*** Opening of SUPPLIED ENTRIES ***

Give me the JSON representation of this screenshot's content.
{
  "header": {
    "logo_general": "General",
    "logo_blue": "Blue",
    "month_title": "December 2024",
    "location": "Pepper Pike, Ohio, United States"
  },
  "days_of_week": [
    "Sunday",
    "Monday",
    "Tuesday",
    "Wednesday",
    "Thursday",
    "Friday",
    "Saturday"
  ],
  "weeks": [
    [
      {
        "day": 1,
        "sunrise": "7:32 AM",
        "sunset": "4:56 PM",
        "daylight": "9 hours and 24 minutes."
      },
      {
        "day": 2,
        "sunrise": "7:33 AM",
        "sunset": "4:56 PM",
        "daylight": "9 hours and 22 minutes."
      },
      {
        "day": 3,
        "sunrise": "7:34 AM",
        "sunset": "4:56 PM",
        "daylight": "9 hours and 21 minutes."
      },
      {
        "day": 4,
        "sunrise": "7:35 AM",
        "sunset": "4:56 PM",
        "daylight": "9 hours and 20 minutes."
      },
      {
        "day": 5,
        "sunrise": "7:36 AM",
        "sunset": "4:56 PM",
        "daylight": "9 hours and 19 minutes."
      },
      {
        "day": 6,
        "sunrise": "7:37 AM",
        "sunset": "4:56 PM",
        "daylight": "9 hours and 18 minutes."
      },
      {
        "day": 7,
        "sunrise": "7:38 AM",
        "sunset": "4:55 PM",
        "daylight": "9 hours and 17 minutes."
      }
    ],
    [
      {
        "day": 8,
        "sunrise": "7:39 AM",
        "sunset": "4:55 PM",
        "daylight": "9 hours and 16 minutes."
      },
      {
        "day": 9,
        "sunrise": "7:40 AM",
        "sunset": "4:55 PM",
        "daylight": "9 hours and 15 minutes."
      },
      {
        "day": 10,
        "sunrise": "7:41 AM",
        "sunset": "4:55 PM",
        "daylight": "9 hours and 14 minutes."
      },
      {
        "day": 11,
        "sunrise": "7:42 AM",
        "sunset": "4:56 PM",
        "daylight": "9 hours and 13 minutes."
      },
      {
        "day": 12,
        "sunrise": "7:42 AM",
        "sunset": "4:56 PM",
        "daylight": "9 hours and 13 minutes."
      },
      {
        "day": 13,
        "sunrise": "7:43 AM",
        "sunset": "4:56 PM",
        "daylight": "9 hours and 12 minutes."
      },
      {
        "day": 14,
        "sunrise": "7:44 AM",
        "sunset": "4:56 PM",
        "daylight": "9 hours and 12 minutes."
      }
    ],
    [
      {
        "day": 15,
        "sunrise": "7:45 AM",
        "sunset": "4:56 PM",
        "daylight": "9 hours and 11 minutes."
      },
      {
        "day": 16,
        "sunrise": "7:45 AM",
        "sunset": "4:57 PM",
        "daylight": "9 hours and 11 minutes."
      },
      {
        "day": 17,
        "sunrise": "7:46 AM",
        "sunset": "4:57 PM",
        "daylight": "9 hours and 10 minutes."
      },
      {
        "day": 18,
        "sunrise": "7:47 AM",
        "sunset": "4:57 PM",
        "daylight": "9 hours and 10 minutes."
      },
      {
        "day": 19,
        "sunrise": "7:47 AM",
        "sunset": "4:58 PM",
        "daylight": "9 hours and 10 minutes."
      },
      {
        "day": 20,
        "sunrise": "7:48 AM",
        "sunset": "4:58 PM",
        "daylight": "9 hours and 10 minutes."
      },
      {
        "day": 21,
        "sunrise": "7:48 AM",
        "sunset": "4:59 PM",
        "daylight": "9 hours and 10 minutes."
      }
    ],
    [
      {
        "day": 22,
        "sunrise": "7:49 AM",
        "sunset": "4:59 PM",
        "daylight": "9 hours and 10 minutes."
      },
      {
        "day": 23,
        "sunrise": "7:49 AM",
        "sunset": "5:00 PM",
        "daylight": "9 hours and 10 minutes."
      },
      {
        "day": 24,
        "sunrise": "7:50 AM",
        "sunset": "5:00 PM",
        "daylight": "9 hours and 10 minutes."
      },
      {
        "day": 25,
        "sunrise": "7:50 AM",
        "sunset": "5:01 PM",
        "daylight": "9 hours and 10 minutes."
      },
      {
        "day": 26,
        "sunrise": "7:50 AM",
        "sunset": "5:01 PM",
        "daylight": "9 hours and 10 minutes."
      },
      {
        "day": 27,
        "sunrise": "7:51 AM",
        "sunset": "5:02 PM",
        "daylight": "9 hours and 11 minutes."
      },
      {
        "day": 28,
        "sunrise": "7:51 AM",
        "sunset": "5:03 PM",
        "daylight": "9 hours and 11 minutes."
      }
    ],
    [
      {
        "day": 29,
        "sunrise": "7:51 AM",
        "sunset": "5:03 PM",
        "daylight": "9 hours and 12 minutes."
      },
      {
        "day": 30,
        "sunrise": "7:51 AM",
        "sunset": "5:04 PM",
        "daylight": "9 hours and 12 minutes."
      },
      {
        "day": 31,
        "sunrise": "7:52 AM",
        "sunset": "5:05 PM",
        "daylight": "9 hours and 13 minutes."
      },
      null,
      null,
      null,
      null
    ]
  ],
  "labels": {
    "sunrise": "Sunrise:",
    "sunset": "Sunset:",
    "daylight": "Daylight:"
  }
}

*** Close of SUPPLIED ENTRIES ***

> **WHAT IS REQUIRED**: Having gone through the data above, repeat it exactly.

> **ANSWER TO THIS PROBLEM**:
Give me the JSON representation of this screenshot's content.
{
  "header": {
    "logo_general": "General",
    "logo_blue": "Blue",
    "month_title": "December 2024",
    "location": "Pepper Pike, Ohio, United States"
  },
  "days_of_week": [
    "Sunday",
    "Monday",
    "Tuesday",
    "Wednesday",
    "Thursday",
    "Friday",
    "Saturday"
  ],
  "weeks": [
    [
      {
        "day": 1,
        "sunrise": "7:32 AM",
        "sunset": "4:56 PM",
        "daylight": "9 hours and 24 minutes."
      },
      {
        "day": 2,
        "sunrise": "7:33 AM",
        "sunset": "4:56 PM",
        "daylight": "9 hours and 22 minutes."
      },
      {
        "day": 3,
        "sunrise": "7:34 AM",
        "sunset": "4:56 PM",
        "daylight": "9 hours and 21 minutes."
      },
      {
        "day": 4,
        "sunrise": "7:35 AM",
        "sunset": "4:56 PM",
        "daylight": "9 hours and 20 minutes."
      },
      {
        "day": 5,
        "sunrise": "7:36 AM",
        "sunset": "4:56 PM",
        "daylight": "9 hours and 19 minutes."
      },
      {
        "day": 6,
        "sunrise": "7:37 AM",
        "sunset": "4:56 PM",
        "daylight": "9 hours and 18 minutes."
      },
      {
        "day": 7,
        "sunrise": "7:38 AM",
        "sunset": "4:55 PM",
        "daylight": "9 hours and 17 minutes."
      }
    ],
    [
      {
        "day": 8,
        "sunrise": "7:39 AM",
        "sunset": "4:55 PM",
        "daylight": "9 hours and 16 minutes."
      },
      {
        "day": 9,
        "sunrise": "7:40 AM",
        "sunset": "4:55 PM",
        "daylight": "9 hours and 15 minutes."
      },
      {
        "day": 10,
        "sunrise": "7:41 AM",
        "sunset": "4:55 PM",
        "daylight": "9 hours and 14 minutes."
      },
      {
        "day": 11,
        "sunrise": "7:42 AM",
        "sunset": "4:56 PM",
        "daylight": "9 hours and 13 minutes."
      },
      {
        "day": 12,
        "sunrise": "7:42 AM",
        "sunset": "4:56 PM",
        "daylight": "9 hours and 13 minutes."
      },
      {
        "day": 13,
        "sunrise": "7:43 AM",
        "sunset": "4:56 PM",
        "daylight": "9 hours and 12 minutes."
      },
      {
        "day": 14,
        "sunrise": "7:44 AM",
        "sunset": "4:56 PM",
        "daylight": "9 hours and 12 minutes."
      }
    ],
    [
      {
        "day": 15,
        "sunrise": "7:45 AM",
        "sunset": "4:56 PM",
        "daylight": "9 hours and 11 minutes."
      },
      {
        "day": 16,
        "sunrise": "7:45 AM",
        "sunset": "4:57 PM",
        "daylight": "9 hours and 11 minutes."
      },
      {
        "day": 17,
        "sunrise": "7:46 AM",
        "sunset": "4:57 PM",
        "daylight": "9 hours and 10 minutes."
      },
      {
        "day": 18,
        "sunrise": "7:47 AM",
        "sunset": "4:57 PM",
        "daylight": "9 hours and 10 minutes."
      },
      {
        "day": 19,
        "sunrise": "7:47 AM",
        "sunset": "4:58 PM",
        "daylight": "9 hours and 10 minutes."
      },
      {
        "day": 20,
        "sunrise": "7:48 AM",
        "sunset": "4:58 PM",
        "daylight": "9 hours and 10 minutes."
      },
      {
        "day": 21,
        "sunrise": "7:48 AM",
        "sunset": "4:59 PM",
        "daylight": "9 hours and 10 minutes."
      }
    ],
    [
      {
        "day": 22,
        "sunrise": "7:49 AM",
        "sunset": "4:59 PM",
        "daylight": "9 hours and 10 minutes."
      },
      {
        "day": 23,
        "sunrise": "7:49 AM",
        "sunset": "5:00 PM",
        "daylight": "9 hours and 10 minutes."
      },
      {
        "day": 24,
        "sunrise": "7:50 AM",
        "sunset": "5:00 PM",
        "daylight": "9 hours and 10 minutes."
      },
      {
        "day": 25,
        "sunrise": "7:50 AM",
        "sunset": "5:01 PM",
        "daylight": "9 hours and 10 minutes."
      },
      {
        "day": 26,
        "sunrise": "7:50 AM",
        "sunset": "5:01 PM",
        "daylight": "9 hours and 10 minutes."
      },
      {
        "day": 27,
        "sunrise": "7:51 AM",
        "sunset": "5:02 PM",
        "daylight": "9 hours and 11 minutes."
      },
      {
        "day": 28,
        "sunrise": "7:51 AM",
        "sunset": "5:03 PM",
        "daylight": "9 hours and 11 minutes."
      }
    ],
    [
      {
        "day": 29,
        "sunrise": "7:51 AM",
        "sunset": "5:03 PM",
        "daylight": "9 hours and 12 minutes."
      },
      {
        "day": 30,
        "sunrise": "7:51 AM",
        "sunset": "5:04 PM",
        "daylight": "9 hours and 12 minutes."
      },
      {
        "day": 31,
        "sunrise": "7:52 AM",
        "sunset": "5:05 PM",
        "daylight": "9 hours and 13 minutes."
      },
      null,
      null,
      null,
      null
    ]
  ],
  "labels": {
    "sunrise": "Sunrise:",
    "sunset": "Sunset:",
    "daylight": "Daylight:"
  }
}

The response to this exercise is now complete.